BEGIN Source records

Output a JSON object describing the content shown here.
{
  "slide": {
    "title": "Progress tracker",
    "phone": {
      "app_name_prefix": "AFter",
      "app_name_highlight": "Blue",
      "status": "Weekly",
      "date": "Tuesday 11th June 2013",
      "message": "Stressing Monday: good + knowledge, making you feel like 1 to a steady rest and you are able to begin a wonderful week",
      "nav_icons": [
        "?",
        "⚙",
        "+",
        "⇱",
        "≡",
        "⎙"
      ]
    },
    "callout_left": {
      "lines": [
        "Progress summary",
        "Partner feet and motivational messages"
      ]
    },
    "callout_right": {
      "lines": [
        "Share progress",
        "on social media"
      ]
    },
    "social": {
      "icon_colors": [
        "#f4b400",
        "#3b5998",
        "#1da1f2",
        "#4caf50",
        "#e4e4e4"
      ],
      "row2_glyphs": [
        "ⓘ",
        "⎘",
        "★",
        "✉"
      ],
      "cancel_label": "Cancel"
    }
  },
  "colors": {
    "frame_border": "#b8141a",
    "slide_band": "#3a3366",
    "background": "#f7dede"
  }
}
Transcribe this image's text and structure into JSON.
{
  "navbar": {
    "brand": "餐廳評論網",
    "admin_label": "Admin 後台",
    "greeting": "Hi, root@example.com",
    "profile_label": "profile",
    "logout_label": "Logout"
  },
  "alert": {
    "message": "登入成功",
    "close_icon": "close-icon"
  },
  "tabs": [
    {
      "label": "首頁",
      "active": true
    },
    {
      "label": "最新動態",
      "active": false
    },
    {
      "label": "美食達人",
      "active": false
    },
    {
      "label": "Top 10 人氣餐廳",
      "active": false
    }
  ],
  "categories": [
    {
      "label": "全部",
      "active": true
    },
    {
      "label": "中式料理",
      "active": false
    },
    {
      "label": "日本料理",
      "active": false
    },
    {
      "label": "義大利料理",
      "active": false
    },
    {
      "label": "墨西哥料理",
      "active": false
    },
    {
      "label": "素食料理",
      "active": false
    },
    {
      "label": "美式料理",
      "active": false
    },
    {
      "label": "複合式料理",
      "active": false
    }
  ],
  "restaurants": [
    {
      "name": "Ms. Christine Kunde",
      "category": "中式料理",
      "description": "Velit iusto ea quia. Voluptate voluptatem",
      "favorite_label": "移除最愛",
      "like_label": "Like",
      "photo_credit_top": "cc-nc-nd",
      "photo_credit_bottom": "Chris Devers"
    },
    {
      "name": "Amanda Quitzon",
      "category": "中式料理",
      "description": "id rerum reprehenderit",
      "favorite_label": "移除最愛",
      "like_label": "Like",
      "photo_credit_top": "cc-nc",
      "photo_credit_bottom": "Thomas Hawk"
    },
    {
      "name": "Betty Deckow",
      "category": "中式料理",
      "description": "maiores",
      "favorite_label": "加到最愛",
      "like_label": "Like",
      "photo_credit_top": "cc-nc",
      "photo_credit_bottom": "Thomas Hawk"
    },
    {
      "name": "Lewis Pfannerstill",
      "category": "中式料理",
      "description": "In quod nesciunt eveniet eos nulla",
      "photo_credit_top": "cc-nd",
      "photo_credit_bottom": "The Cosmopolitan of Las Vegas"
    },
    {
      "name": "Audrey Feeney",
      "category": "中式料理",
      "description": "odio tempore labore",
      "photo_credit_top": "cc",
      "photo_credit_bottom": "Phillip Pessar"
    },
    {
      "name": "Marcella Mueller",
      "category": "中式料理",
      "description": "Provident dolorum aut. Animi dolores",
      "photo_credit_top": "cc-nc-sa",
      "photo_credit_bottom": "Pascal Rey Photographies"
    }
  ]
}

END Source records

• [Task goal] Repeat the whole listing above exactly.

• [Answer to this exercise]
Output a JSON object describing the content shown here.
{
  "slide": {
    "title": "Progress tracker",
    "phone": {
      "app_name_prefix": "AFter",
      "app_name_highlight": "Blue",
      "status": "Weekly",
      "date": "Tuesday 11th June 2013",
      "message": "Stressing Monday: good + knowledge, making you feel like 1 to a steady rest and you are able to begin a wonderful week",
      "nav_icons": [
        "?",
        "⚙",
        "+",
        "⇱",
        "≡",
        "⎙"
      ]
    },
    "callout_left": {
      "lines": [
        "Progress summary",
        "Partner feet and motivational messages"
      ]
    },
    "callout_right": {
      "lines": [
        "Share progress",
        "on social media"
      ]
    },
    "social": {
      "icon_colors": [
        "#f4b400",
        "#3b5998",
        "#1da1f2",
        "#4caf50",
        "#e4e4e4"
      ],
      "row2_glyphs": [
        "ⓘ",
        "⎘",
        "★",
        "✉"
      ],
      "cancel_label": "Cancel"
    }
  },
  "colors": {
    "frame_border": "#b8141a",
    "slide_band": "#3a3366",
    "background": "#f7dede"
  }
}
Transcribe this image's text and structure into JSON.
{
  "navbar": {
    "brand": "餐廳評論網",
    "admin_label": "Admin 後台",
    "greeting": "Hi, root@example.com",
    "profile_label": "profile",
    "logout_label": "Logout"
  },
  "alert": {
    "message": "登入成功",
    "close_icon": "close-icon"
  },
  "tabs": [
    {
      "label": "首頁",
      "active": true
    },
    {
      "label": "最新動態",
      "active": false
    },
    {
      "label": "美食達人",
      "active": false
    },
    {
      "label": "Top 10 人氣餐廳",
      "active": false
    }
  ],
  "categories": [
    {
      "label": "全部",
      "active": true
    },
    {
      "label": "中式料理",
      "active": false
    },
    {
      "label": "日本料理",
      "active": false
    },
    {
      "label": "義大利料理",
      "active": false
    },
    {
      "label": "墨西哥料理",
      "active": false
    },
    {
      "label": "素食料理",
      "active": false
    },
    {
      "label": "美式料理",
      "active": false
    },
    {
      "label": "複合式料理",
      "active": false
    }
  ],
  "restaurants": [
    {
      "name": "Ms. Christine Kunde",
      "category": "中式料理",
      "description": "Velit iusto ea quia. Voluptate voluptatem",
      "favorite_label": "移除最愛",
      "like_label": "Like",
      "photo_credit_top": "cc-nc-nd",
      "photo_credit_bottom": "Chris Devers"
    },
    {
      "name": "Amanda Quitzon",
      "category": "中式料理",
      "description": "id rerum reprehenderit",
      "favorite_label": "移除最愛",
      "like_label": "Like",
      "photo_credit_top": "cc-nc",
      "photo_credit_bottom": "Thomas Hawk"
    },
    {
      "name": "Betty Deckow",
      "category": "中式料理",
      "description": "maiores",
      "favorite_label": "加到最愛",
      "like_label": "Like",
      "photo_credit_top": "cc-nc",
      "photo_credit_bottom": "Thomas Hawk"
    },
    {
      "name": "Lewis Pfannerstill",
      "category": "中式料理",
      "description": "In quod nesciunt eveniet eos nulla",
      "photo_credit_top": "cc-nd",
      "photo_credit_bottom": "The Cosmopolitan of Las Vegas"
    },
    {
      "name": "Audrey Feeney",
      "category": "中式料理",
      "description": "odio tempore labore",
      "photo_credit_top": "cc",
      "photo_credit_bottom": "Phillip Pessar"
    },
    {
      "name": "Marcella Mueller",
      "category": "中式料理",
      "description": "Provident dolorum aut. Animi dolores",
      "photo_credit_top": "cc-nc-sa",
      "photo_credit_bottom": "Pascal Rey Photographies"
    }
  ]
}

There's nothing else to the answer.